WORK REQUIRED >> Reproduce the listing word for word, leaving every picture behind.

START DATA EXTRACT

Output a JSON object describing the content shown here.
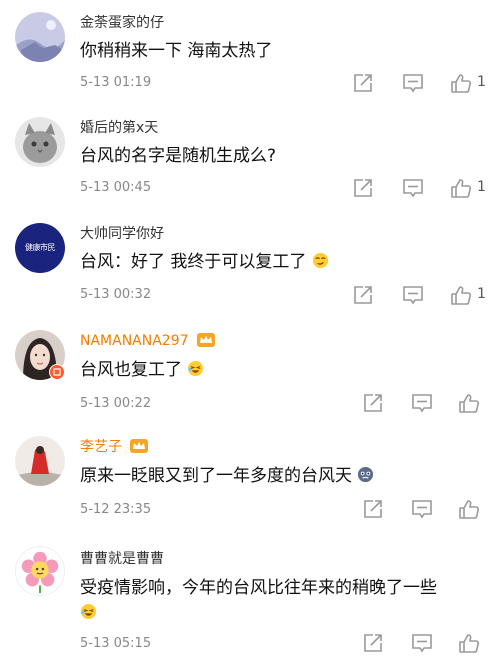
{
  "comments": [
    {
      "username": "金荼蛋家的仔",
      "text": "你稍稍来一下  海南太热了",
      "time": "5-13 01:19",
      "likes": "1",
      "vip": false,
      "avatar_icon": "blue-sky-landscape-avatar"
    },
    {
      "username": "婚后的第x天",
      "text": "台风的名字是随机生成么?",
      "time": "5-13 00:45",
      "likes": "1",
      "vip": false,
      "avatar_icon": "cat-avatar"
    },
    {
      "username": "大帅同学你好",
      "text": "台风：好了 我终于可以复工了",
      "time": "5-13 00:32",
      "likes": "1",
      "vip": false,
      "avatar_icon": "navy-badge-avatar",
      "avatar_text": "健康市民"
    },
    {
      "username": "NAMANANA297",
      "text": "台风也复工了",
      "time": "5-13 00:22",
      "likes": "",
      "vip": true,
      "avatar_icon": "girl-portrait-avatar"
    },
    {
      "username": "李艺子",
      "text": "原来一眨眼又到了一年多度的台风天",
      "time": "5-12 23:35",
      "likes": "",
      "vip": true,
      "avatar_icon": "red-scarf-avatar"
    },
    {
      "username": "曹曹就是曹曹",
      "text": "受疫情影响，今年的台风比往年来的稍晚了一些",
      "time": "5-13 05:15",
      "likes": "",
      "vip": false,
      "avatar_icon": "flower-avatar"
    }
  ],
  "colors": {
    "vip_name": "#f57c00",
    "meta": "#888888",
    "icon": "#9a9a9a"
  }
}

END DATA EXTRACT

RESULT OF THE EXERCISE >>
Output a JSON object describing the content shown here.
{
  "comments": [
    {
      "username": "金荼蛋家的仔",
      "text": "你稍稍来一下  海南太热了",
      "time": "5-13 01:19",
      "likes": "1",
      "vip": false,
      "avatar_icon": "blue-sky-landscape-avatar"
    },
    {
      "username": "婚后的第x天",
      "text": "台风的名字是随机生成么?",
      "time": "5-13 00:45",
      "likes": "1",
      "vip": false,
      "avatar_icon": "cat-avatar"
    },
    {
      "username": "大帅同学你好",
      "text": "台风：好了 我终于可以复工了",
      "time": "5-13 00:32",
      "likes": "1",
      "vip": false,
      "avatar_icon": "navy-badge-avatar",
      "avatar_text": "健康市民"
    },
    {
      "username": "NAMANANA297",
      "text": "台风也复工了",
      "time": "5-13 00:22",
      "likes": "",
      "vip": true,
      "avatar_icon": "girl-portrait-avatar"
    },
    {
      "username": "李艺子",
      "text": "原来一眨眼又到了一年多度的台风天",
      "time": "5-12 23:35",
      "likes": "",
      "vip": true,
      "avatar_icon": "red-scarf-avatar"
    },
    {
      "username": "曹曹就是曹曹",
      "text": "受疫情影响，今年的台风比往年来的稍晚了一些",
      "time": "5-13 05:15",
      "likes": "",
      "vip": false,
      "avatar_icon": "flower-avatar"
    }
  ],
  "colors": {
    "vip_name": "#f57c00",
    "meta": "#888888",
    "icon": "#9a9a9a"
  }
}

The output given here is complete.